April 3, 2000 (Chantilly, Va.) -- Medical experts say there are several reasons why a mammogram may fail to detect a cancerous tumor:
The technology. Mammograms involve squeezing a woman's breast between two plates of glass -- a technique that is awkward at best. Old or badly maintained equipment and poorly trained technicians can increase the odds of an inaccurate film.
The quality of a woman's breast. Mammograms aren't good at detecting cancers in breast tissue that is dense or fibrous, as is common among female athletes and premenopausal women.
The pace of medicine. With radiologists under pressure to read more films more quickly, the risk of making mistakes has grown.

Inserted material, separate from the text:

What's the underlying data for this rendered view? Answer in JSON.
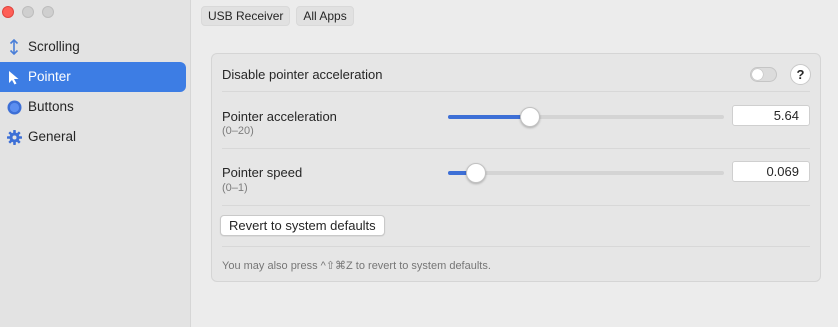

Studies on mammogram accuracy show that screenings miss anywhere from 5% to 17% of abnormalities. Yet many patients continue to believe that a "clear" mammogram is the same as a clean bill of health.
One writer reveals what it's really like to live with the disease day-to-day — and honors the woman who helped her through the darkest moments.
Last October, REDBOOK asked readers to send in their stories of how breast cancer had touched their lives — whether they themselves had the disease or had witnessed a loved one facing it down. The entries we received were poignant and powerful, making it difficult to select the grand-prize winner. Its author, Lauren Reece Flaum, 48, was diagnosed...
"Even though there is no perfect test, and no perfect doctor, and no perfect reading, patients expect perfect results,'' says Phan Huynh, M.D., a breast imaging specialist at the University of Texas Health Science Center in Houston.
Michael D. Towle writes regularly for WebMD on health and legal issues.